WORK ITEM
Only lines that contain the string "weekday" should be returned from the material below.

THE RECORDS
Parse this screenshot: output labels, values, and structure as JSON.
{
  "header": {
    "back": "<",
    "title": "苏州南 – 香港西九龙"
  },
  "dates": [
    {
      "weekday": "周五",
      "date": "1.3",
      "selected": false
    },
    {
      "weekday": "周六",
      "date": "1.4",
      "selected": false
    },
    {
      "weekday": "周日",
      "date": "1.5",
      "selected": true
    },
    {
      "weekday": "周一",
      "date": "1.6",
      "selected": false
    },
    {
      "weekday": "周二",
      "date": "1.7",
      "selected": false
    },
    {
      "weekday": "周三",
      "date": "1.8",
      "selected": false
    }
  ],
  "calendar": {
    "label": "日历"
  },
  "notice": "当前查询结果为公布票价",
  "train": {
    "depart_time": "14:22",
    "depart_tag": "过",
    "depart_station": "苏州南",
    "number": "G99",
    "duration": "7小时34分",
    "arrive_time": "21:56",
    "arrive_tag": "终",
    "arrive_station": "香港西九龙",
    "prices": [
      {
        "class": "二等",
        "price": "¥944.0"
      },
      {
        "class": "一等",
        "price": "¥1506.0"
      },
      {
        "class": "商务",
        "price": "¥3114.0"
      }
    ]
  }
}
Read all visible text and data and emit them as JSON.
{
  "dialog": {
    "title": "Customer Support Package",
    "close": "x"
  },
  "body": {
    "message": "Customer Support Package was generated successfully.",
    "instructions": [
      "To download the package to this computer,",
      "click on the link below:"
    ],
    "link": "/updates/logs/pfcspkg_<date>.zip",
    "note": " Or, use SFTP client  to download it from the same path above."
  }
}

EXPECTED ANSWER
      "weekday": "周五",
      "weekday": "周六",
      "weekday": "周日",
      "weekday": "周一",
      "weekday": "周二",
      "weekday": "周三",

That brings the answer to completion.